## Your instructions:
Only lines with the string "thumbnail" are wanted. Pull them out of the data.

Data records for software interfaces:
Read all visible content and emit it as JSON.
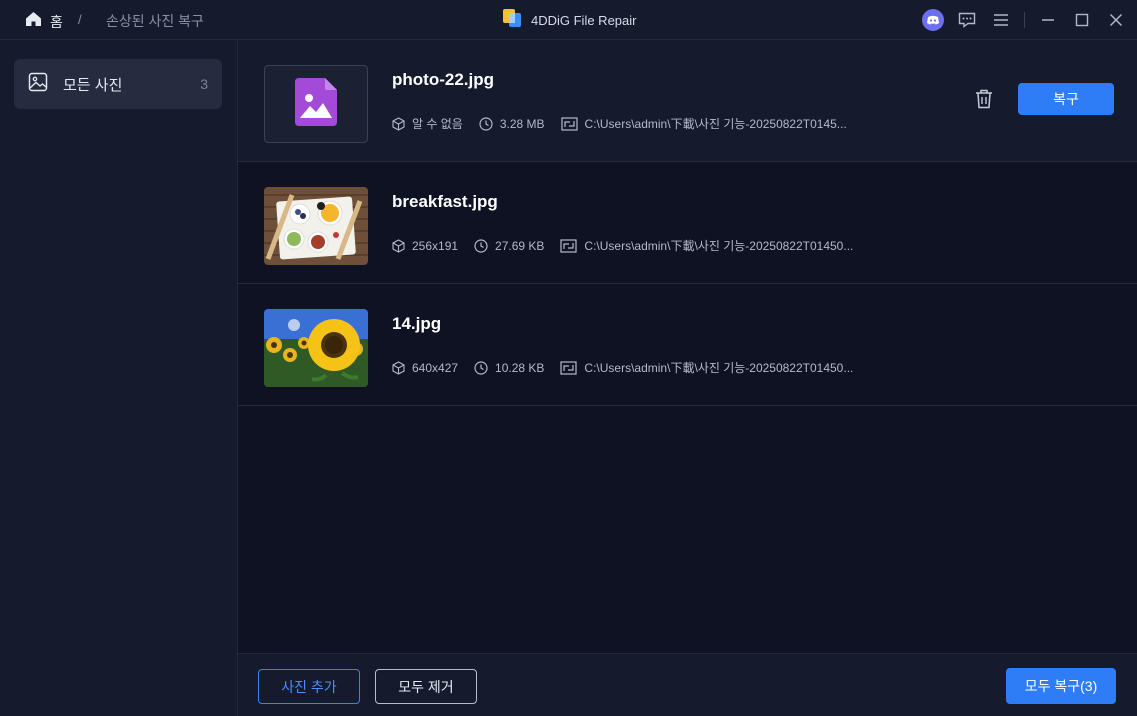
{
  "titlebar": {
    "home_label": "홈",
    "separator": "/",
    "current_page": "손상된 사진 복구",
    "app_name": "4DDiG File Repair"
  },
  "sidebar": {
    "items": [
      {
        "label": "모든 사진",
        "count": "3",
        "icon": "image-icon"
      }
    ]
  },
  "files": [
    {
      "name": "photo-22.jpg",
      "resolution": "알 수 없음",
      "size": "3.28 MB",
      "path": "C:\\Users\\admin\\下載\\사진 기능-20250822T0145...",
      "thumbnail": "placeholder",
      "selected": true
    },
    {
      "name": "breakfast.jpg",
      "resolution": "256x191",
      "size": "27.69 KB",
      "path": "C:\\Users\\admin\\下載\\사진 기능-20250822T01450...",
      "thumbnail": "breakfast",
      "selected": false
    },
    {
      "name": "14.jpg",
      "resolution": "640x427",
      "size": "10.28 KB",
      "path": "C:\\Users\\admin\\下載\\사진 기능-20250822T01450...",
      "thumbnail": "sunflower",
      "selected": false
    }
  ],
  "row_actions": {
    "recover_label": "복구"
  },
  "footer": {
    "add_label": "사진 추가",
    "clear_label": "모두 제거",
    "recover_all_label": "모두 복구(3)"
  },
  "colors": {
    "accent": "#2e7cf6",
    "background": "#0f1222",
    "panel": "#161a2d",
    "placeholder_icon": "#a34bd8"
  }
}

## Solution to this problem:
      "thumbnail": "placeholder",
      "thumbnail": "breakfast",
      "thumbnail": "sunflower",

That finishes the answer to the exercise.